Extracted records:
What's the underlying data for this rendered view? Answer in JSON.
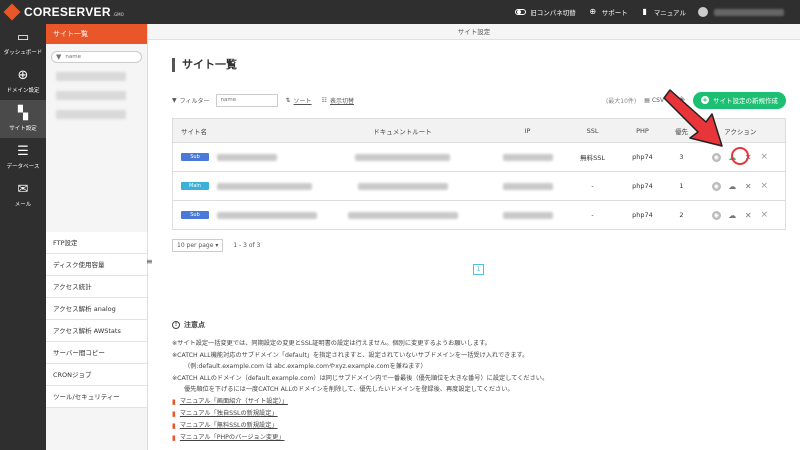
{
  "app": {
    "logo_text": "CORESERVER",
    "logo_sub": ".GMO"
  },
  "topbar": {
    "old_panel_label": "旧コンパネ切替",
    "support_label": "サポート",
    "manual_label": "マニュアル"
  },
  "iconnav": [
    {
      "label": "ダッシュボード",
      "icon": "monitor-icon"
    },
    {
      "label": "ドメイン設定",
      "icon": "globe-icon"
    },
    {
      "label": "サイト設定",
      "icon": "grid-icon"
    },
    {
      "label": "データベース",
      "icon": "database-icon"
    },
    {
      "label": "メール",
      "icon": "mail-icon"
    }
  ],
  "subsidebar": {
    "header": "サイト一覧",
    "search_placeholder": "name",
    "menu": [
      "FTP設定",
      "ディスク使用容量",
      "アクセス統計",
      "アクセス解析 analog",
      "アクセス解析 AWStats",
      "サーバー間コピー",
      "CRONジョブ",
      "ツール/セキュリティー"
    ]
  },
  "main": {
    "header": "サイト設定",
    "title": "サイト一覧",
    "toolbar": {
      "filter_label": "フィルター",
      "filter_placeholder": "name",
      "sort_label": "ソート",
      "display_label": "表示切替",
      "max_label": "(最大10件)",
      "csv_label": "CSV",
      "new_button": "サイト設定の新規作成"
    },
    "table": {
      "headers": [
        "サイト名",
        "ドキュメントルート",
        "IP",
        "SSL",
        "PHP",
        "優先",
        "アクション"
      ],
      "rows": [
        {
          "badge": "Sub",
          "ssl": "無料SSL",
          "php": "php74",
          "priority": "3"
        },
        {
          "badge": "Main",
          "ssl": "-",
          "php": "php74",
          "priority": "1"
        },
        {
          "badge": "Sub",
          "ssl": "-",
          "php": "php74",
          "priority": "2"
        }
      ]
    },
    "pager": {
      "per_page": "10 per page",
      "range": "1 - 3 of 3",
      "current_page": "1"
    },
    "notes": {
      "title": "注意点",
      "lines": [
        "※サイト設定一括変更では、同期設定の変更とSSL証明書の設定は行えません。個別に変更するようお願いします。",
        "※CATCH ALL機能対応のサブドメイン「default」を指定されますと、設定されていないサブドメインを一括受け入れできます。",
        "（例:default.example.com は abc.example.comやxyz.example.comを兼ねます）",
        "※CATCH ALLのドメイン（default.example.com）は同じサブドメイン内で一番最後（優先順位を大きな番号）に設定してください。",
        "優先順位を下げるには一度CATCH ALLのドメインを削除して、優先したいドメインを登録後、再度設定してください。"
      ],
      "links": [
        "マニュアル「画面紹介（サイト設定）」",
        "マニュアル「独自SSLの新規設定」",
        "マニュアル「無料SSLの新規設定」",
        "マニュアル「PHPのバージョン変更」"
      ]
    }
  },
  "colors": {
    "accent": "#e8562a",
    "primary_button": "#1dbf73",
    "highlight": "#e8353a"
  }
}
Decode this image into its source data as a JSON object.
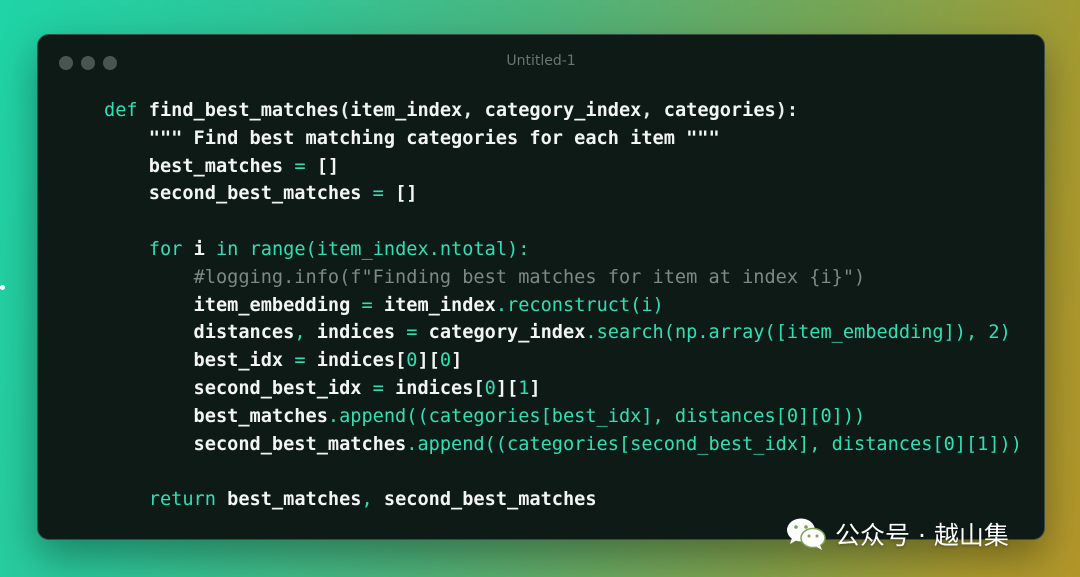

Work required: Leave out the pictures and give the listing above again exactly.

Response box:
What's the underlying data for this rendered view? Answer in JSON.
{
  "app": {
    "logo_text": "CORESERVER",
    "logo_sub": ".GMO"
  },
  "topbar": {
    "old_panel_label": "旧コンパネ切替",
    "support_label": "サポート",
    "manual_label": "マニュアル"
  },
  "iconnav": [
    {
      "label": "ダッシュボード",
      "icon": "monitor-icon"
    },
    {
      "label": "ドメイン設定",
      "icon": "globe-icon"
    },
    {
      "label": "サイト設定",
      "icon": "grid-icon"
    },
    {
      "label": "データベース",
      "icon": "database-icon"
    },
    {
      "label": "メール",
      "icon": "mail-icon"
    }
  ],
  "subsidebar": {
    "header": "サイト一覧",
    "search_placeholder": "name",
    "menu": [
      "FTP設定",
      "ディスク使用容量",
      "アクセス統計",
      "アクセス解析 analog",
      "アクセス解析 AWStats",
      "サーバー間コピー",
      "CRONジョブ",
      "ツール/セキュリティー"
    ]
  },
  "main": {
    "header": "サイト設定",
    "title": "サイト一覧",
    "toolbar": {
      "filter_label": "フィルター",
      "filter_placeholder": "name",
      "sort_label": "ソート",
      "display_label": "表示切替",
      "max_label": "(最大10件)",
      "csv_label": "CSV",
      "new_button": "サイト設定の新規作成"
    },
    "table": {
      "headers": [
        "サイト名",
        "ドキュメントルート",
        "IP",
        "SSL",
        "PHP",
        "優先",
        "アクション"
      ],
      "rows": [
        {
          "badge": "Sub",
          "ssl": "無料SSL",
          "php": "php74",
          "priority": "3"
        },
        {
          "badge": "Main",
          "ssl": "-",
          "php": "php74",
          "priority": "1"
        },
        {
          "badge": "Sub",
          "ssl": "-",
          "php": "php74",
          "priority": "2"
        }
      ]
    },
    "pager": {
      "per_page": "10 per page",
      "range": "1 - 3 of 3",
      "current_page": "1"
    },
    "notes": {
      "title": "注意点",
      "lines": [
        "※サイト設定一括変更では、同期設定の変更とSSL証明書の設定は行えません。個別に変更するようお願いします。",
        "※CATCH ALL機能対応のサブドメイン「default」を指定されますと、設定されていないサブドメインを一括受け入れできます。",
        "（例:default.example.com は abc.example.comやxyz.example.comを兼ねます）",
        "※CATCH ALLのドメイン（default.example.com）は同じサブドメイン内で一番最後（優先順位を大きな番号）に設定してください。",
        "優先順位を下げるには一度CATCH ALLのドメインを削除して、優先したいドメインを登録後、再度設定してください。"
      ],
      "links": [
        "マニュアル「画面紹介（サイト設定）」",
        "マニュアル「独自SSLの新規設定」",
        "マニュアル「無料SSLの新規設定」",
        "マニュアル「PHPのバージョン変更」"
      ]
    }
  },
  "colors": {
    "accent": "#e8562a",
    "primary_button": "#1dbf73",
    "highlight": "#e8353a"
  }
}
Decode this image into its source data as a JSON object.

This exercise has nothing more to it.